Now in my 80s, I have never read of a president, governor or mayor actually taking a stand for the public school system and the true educating of our young minds.
JAMES THORNTON, Hixson
Back wilderness areas in Tennessee
A huge resounding "thank you!" to Sens. Lamar Alexander and Bob Corker for re-introducing the Tennessee Wilderness Act of 2011.
Nearly 20,000 acres of wilderness are added to the Cherokee National Forest, in six different locations here in Tennessee.
I've been hiking these proposed areas with my 11-year-old son, and I know first-hand that these six natural sites, on the verge of being protected into perpetuity, are a great bequest to all those who come after us.
We, the people, own this property, costing the American taxpayers nothing, and the U.S. Forest Service recommends that these areas be designated "wilderness."
We will be able to share these beautiful wilderness locations with our children and know that they in turn can do the same for all generations to follow.
Please join me in writing our U.S. senators to let them know that you support what they are doing to protect wilderness in Tennessee.
Astounding vistas, waterfalls, clear running water, and intact forests deserve our support.
CAARA TEREYSA FRITZ
Requiring an ID not so unusual
Democrat women are unhappy over the new Tennessee voting law requiring photo ID to be shown in order to vote.
Are they equally outraged over having to show ID to purchase beer at Walmart, to board an aircraft at the nation's airports, or to board an Amtrak train?
In my opinion, the last three pale into insignificance compared to guarding the sanctity of the voting place.
State Rep. JoAnne Favors categorized the bill as preventing people who typically vote for Democrats from voting.
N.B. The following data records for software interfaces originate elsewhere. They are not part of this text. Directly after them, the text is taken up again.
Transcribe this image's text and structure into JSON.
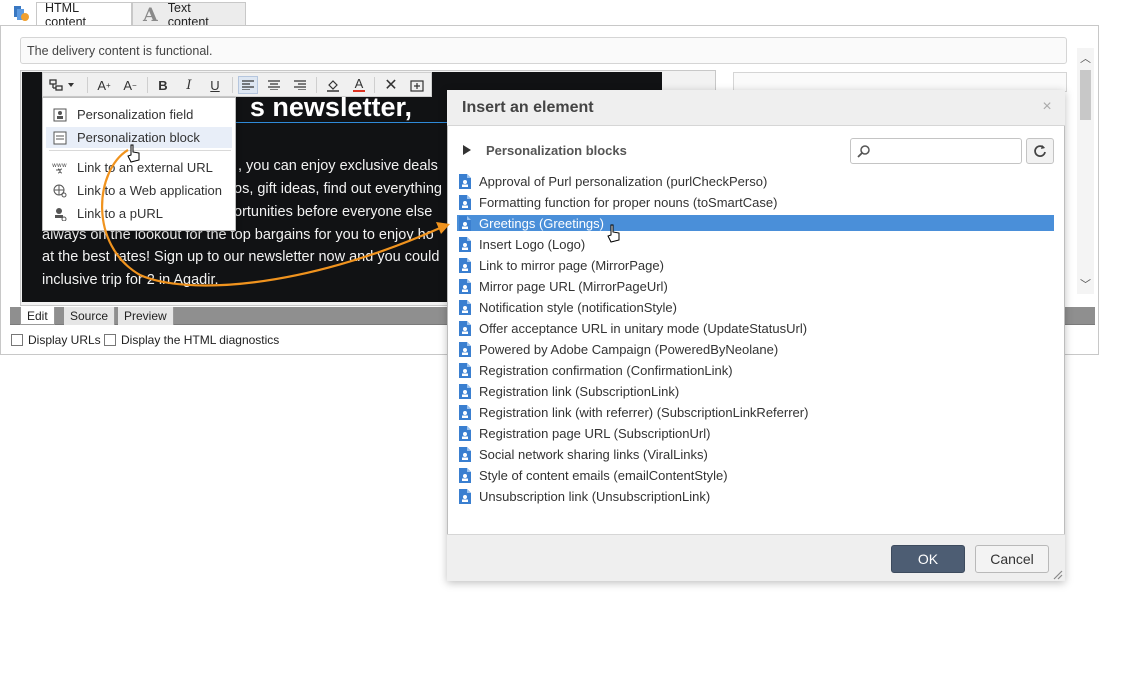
{
  "tabs": [
    {
      "label": "HTML content",
      "active": true
    },
    {
      "label": "Text content",
      "active": false
    }
  ],
  "status_message": "The delivery content is functional.",
  "content_preview": {
    "heading": "s newsletter,",
    "lines": [
      ", you can enjoy exclusive deals",
      "os, gift ideas, find out everything",
      "ortunities before everyone else",
      "always on the lookout for the top bargains for you to enjoy ho",
      "at the best rates! Sign up to our newsletter now and you could",
      "inclusive trip for 2 in Agadir."
    ]
  },
  "editor_tabs": [
    "Edit",
    "Source",
    "Preview"
  ],
  "checkboxes": [
    {
      "label": "Display URLs",
      "checked": false
    },
    {
      "label": "Display the HTML diagnostics",
      "checked": false
    }
  ],
  "menu": {
    "items": [
      {
        "label": "Personalization field",
        "icon": "personalization-field-icon"
      },
      {
        "label": "Personalization block",
        "icon": "personalization-block-icon"
      },
      {
        "label": "Link to an external URL",
        "icon": "external-url-icon"
      },
      {
        "label": "Link to a Web application",
        "icon": "web-application-icon"
      },
      {
        "label": "Link to a pURL",
        "icon": "purl-icon"
      }
    ]
  },
  "dialog": {
    "title": "Insert an element",
    "section": "Personalization blocks",
    "items": [
      "Approval of Purl personalization (purlCheckPerso)",
      "Formatting function for proper nouns (toSmartCase)",
      "Greetings (Greetings)",
      "Insert Logo (Logo)",
      "Link to mirror page (MirrorPage)",
      "Mirror page URL (MirrorPageUrl)",
      "Notification style (notificationStyle)",
      "Offer acceptance URL in unitary mode (UpdateStatusUrl)",
      "Powered by Adobe Campaign (PoweredByNeolane)",
      "Registration confirmation (ConfirmationLink)",
      "Registration link (SubscriptionLink)",
      "Registration link (with referrer) (SubscriptionLinkReferrer)",
      "Registration page URL (SubscriptionUrl)",
      "Social network sharing links (ViralLinks)",
      "Style of content emails (emailContentStyle)",
      "Unsubscription link (UnsubscriptionLink)"
    ],
    "selected_index": 2,
    "ok_label": "OK",
    "cancel_label": "Cancel"
  },
  "colors": {
    "accent": "#4a8fd9",
    "annotation_arrow": "#f0931e",
    "ok_button": "#4d5d73"
  }
}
By implication she places these folks in the never-fly, never-take-a-train or never-purchase-beer category.
Take a look around the world at those nations where the sanctity of the ballot box is routinely violated and you will see nations mostly in the "ist" range, as in Communist, Socialist or Fascist.
I don't want our country to slide deeper into that pit.
WILLIAM GODSEY, Crossville, Tenn.